To put it very briefly, each student’s submitted test is given a “scaled score”. One purpose of this is to be able to compare tests and test scores from different years. The statistical process is massively complicated and in particular it includes a weighting for the “difficulty” of each test question. There is plenty that could be queried here, particularly given ACARA’s peculiar habit of including test questions that are so difficult they can’t be answered. But, for now, we’ll accept those scaled scores as a thing. Then, for example, the national average for 2008 Year 3 numeracy scaled scores was 396.9. This increased to 402.0 in 2016, amounting to a percentage increase of 1.29%. The average percentage increases from 2008 to 2017 can then be further averaged over the four year levels, and (we think) this results in that magical 2.55%.

It is anybody’s guess whether that “2.55% increase in numeracy” corresponds to anything real, but the reporting of the figure is simply hilarious. Numeracy, to the very little extent it means anything, refers to the ability to apply mathematics effectively in the real world. To then report on numeracy in such a manner, with a who-the hell-cares free-floating percentage is beyond ironic; it’s perfect.

But of course the stenographic reportage is just a side issue. The main point is that there is no evidence that ten years of NAPLAN testing, and ten years of shoving numeracy down teachers’ and students’ throats, has made one iota of difference.

Malcolm the Mathematician

Australia’s Prime Minister tends to be pretty pleased with himself, and plenty of other people seem to think of Malcolm Turnbull as the smartest guy in the room. Perhaps he sometimes he is.* Malcolm didn’t appear so smart, however, when presenting Australia’s proposal to require the tech giants to decrypt their customers’ encrypted messages. When ZDnet reporter Asha McLean suggested that “the laws of mathematics [might] trump the laws of Australia”, Malcolm was unfazed:

The laws of Australia prevail in Australia, I can assure you of that. The laws of mathematics are very commendable but the only law that applies in Australia is the law of Australia.

And yes, the Government’s plan (for want of a better word) is as clueless as Malcolm makes it sound.
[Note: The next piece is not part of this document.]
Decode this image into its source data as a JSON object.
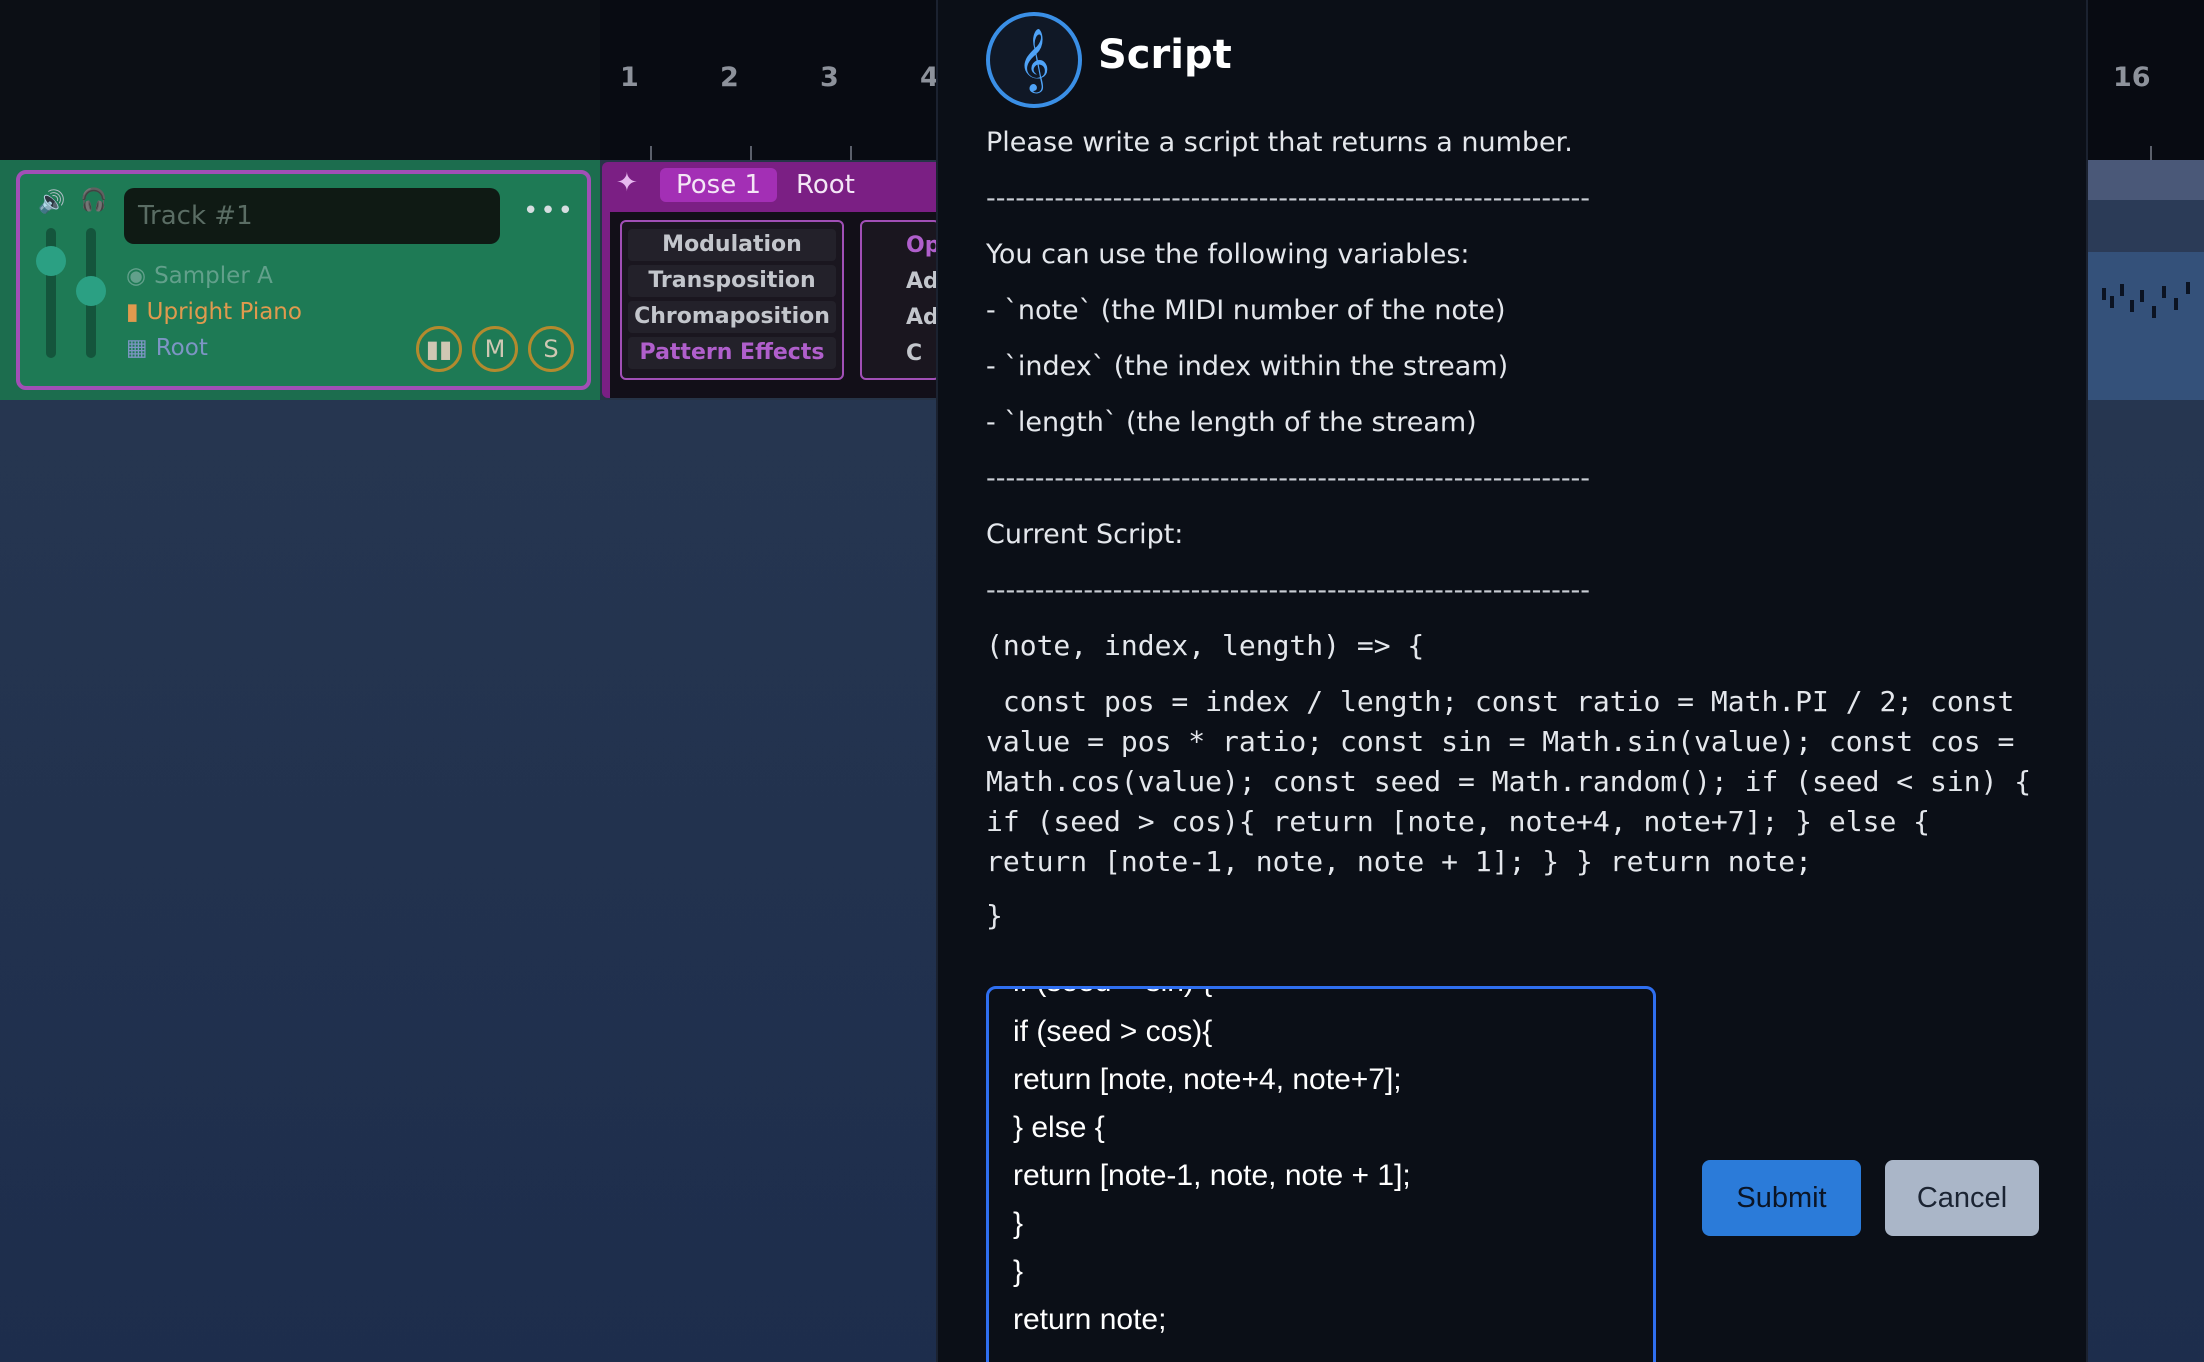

We already knew that Malcolm was a scientific clown, an economic illiterate, a coward, a Luddite, an Orwellian thug and a moral midget. So, maybe it shouldn’t be a great surprise when Malcolm also turns out to be an anti-mathematical git.

* If the other people in the room are Peter Dutton and Barnaby Joyce.